• Exercise instructions:
An exact copy of all the data is needed, with every picture left out.

Start of Supplied material

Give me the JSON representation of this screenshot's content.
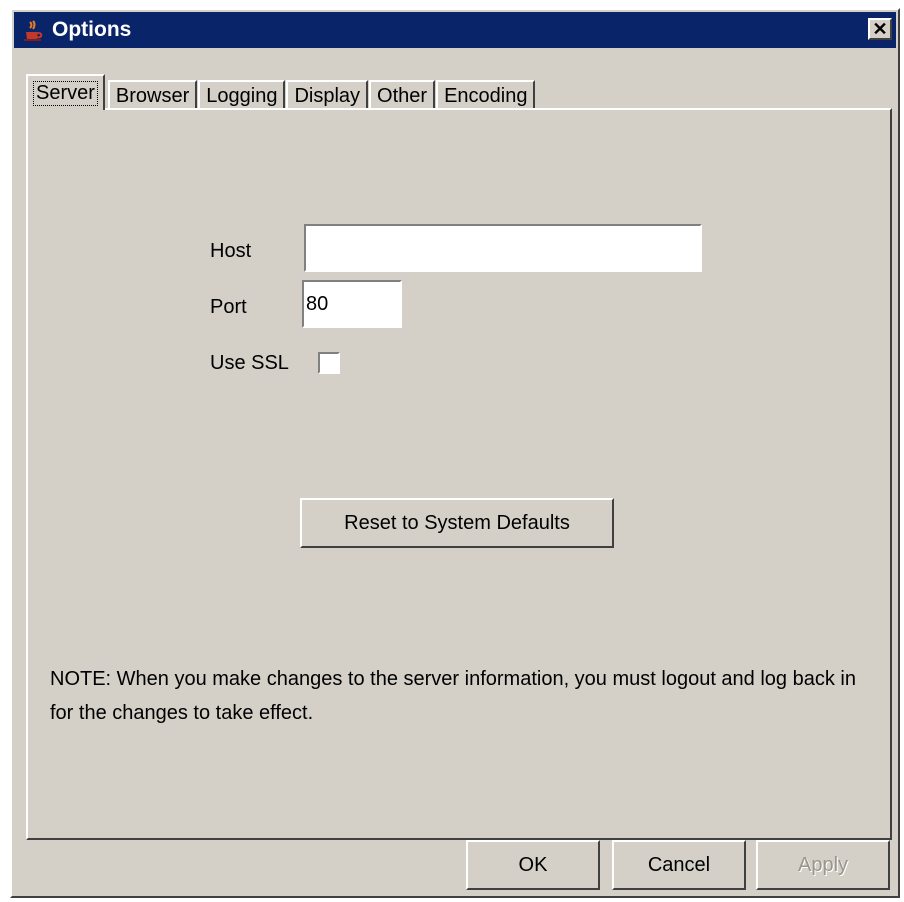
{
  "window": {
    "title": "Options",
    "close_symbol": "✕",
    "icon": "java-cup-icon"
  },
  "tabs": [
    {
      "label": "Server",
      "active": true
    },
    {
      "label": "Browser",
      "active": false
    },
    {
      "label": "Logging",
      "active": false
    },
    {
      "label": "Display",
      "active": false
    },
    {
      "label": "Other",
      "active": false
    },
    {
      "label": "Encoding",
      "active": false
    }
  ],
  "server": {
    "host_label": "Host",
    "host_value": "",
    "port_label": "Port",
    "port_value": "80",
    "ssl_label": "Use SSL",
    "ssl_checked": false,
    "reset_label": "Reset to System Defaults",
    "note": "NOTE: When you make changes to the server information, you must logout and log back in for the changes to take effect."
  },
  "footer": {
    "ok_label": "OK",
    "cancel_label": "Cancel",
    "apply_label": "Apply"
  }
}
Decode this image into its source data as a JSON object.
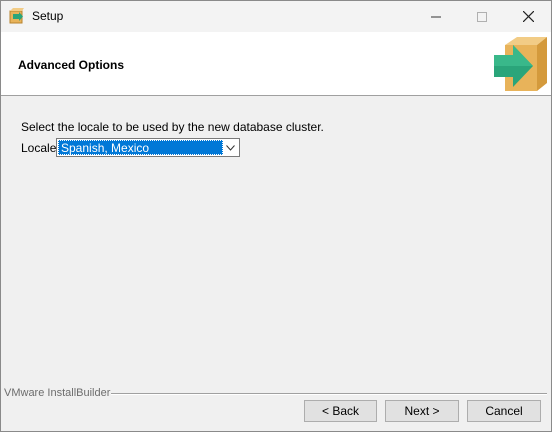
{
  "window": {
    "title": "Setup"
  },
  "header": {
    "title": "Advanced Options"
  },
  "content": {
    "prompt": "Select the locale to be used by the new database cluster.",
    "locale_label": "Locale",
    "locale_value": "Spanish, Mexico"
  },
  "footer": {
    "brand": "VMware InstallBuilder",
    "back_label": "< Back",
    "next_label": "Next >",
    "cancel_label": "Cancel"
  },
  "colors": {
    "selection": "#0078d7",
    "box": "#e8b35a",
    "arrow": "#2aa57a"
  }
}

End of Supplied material

• Exercise output:
Give me the JSON representation of this screenshot's content.
{
  "window": {
    "title": "Options",
    "close_symbol": "✕",
    "icon": "java-cup-icon"
  },
  "tabs": [
    {
      "label": "Server",
      "active": true
    },
    {
      "label": "Browser",
      "active": false
    },
    {
      "label": "Logging",
      "active": false
    },
    {
      "label": "Display",
      "active": false
    },
    {
      "label": "Other",
      "active": false
    },
    {
      "label": "Encoding",
      "active": false
    }
  ],
  "server": {
    "host_label": "Host",
    "host_value": "",
    "port_label": "Port",
    "port_value": "80",
    "ssl_label": "Use SSL",
    "ssl_checked": false,
    "reset_label": "Reset to System Defaults",
    "note": "NOTE: When you make changes to the server information, you must logout and log back in for the changes to take effect."
  },
  "footer": {
    "ok_label": "OK",
    "cancel_label": "Cancel",
    "apply_label": "Apply"
  }
}
Decode this image into its source data as a JSON object.
{
  "window": {
    "title": "Setup"
  },
  "header": {
    "title": "Advanced Options"
  },
  "content": {
    "prompt": "Select the locale to be used by the new database cluster.",
    "locale_label": "Locale",
    "locale_value": "Spanish, Mexico"
  },
  "footer": {
    "brand": "VMware InstallBuilder",
    "back_label": "< Back",
    "next_label": "Next >",
    "cancel_label": "Cancel"
  },
  "colors": {
    "selection": "#0078d7",
    "box": "#e8b35a",
    "arrow": "#2aa57a"
  }
}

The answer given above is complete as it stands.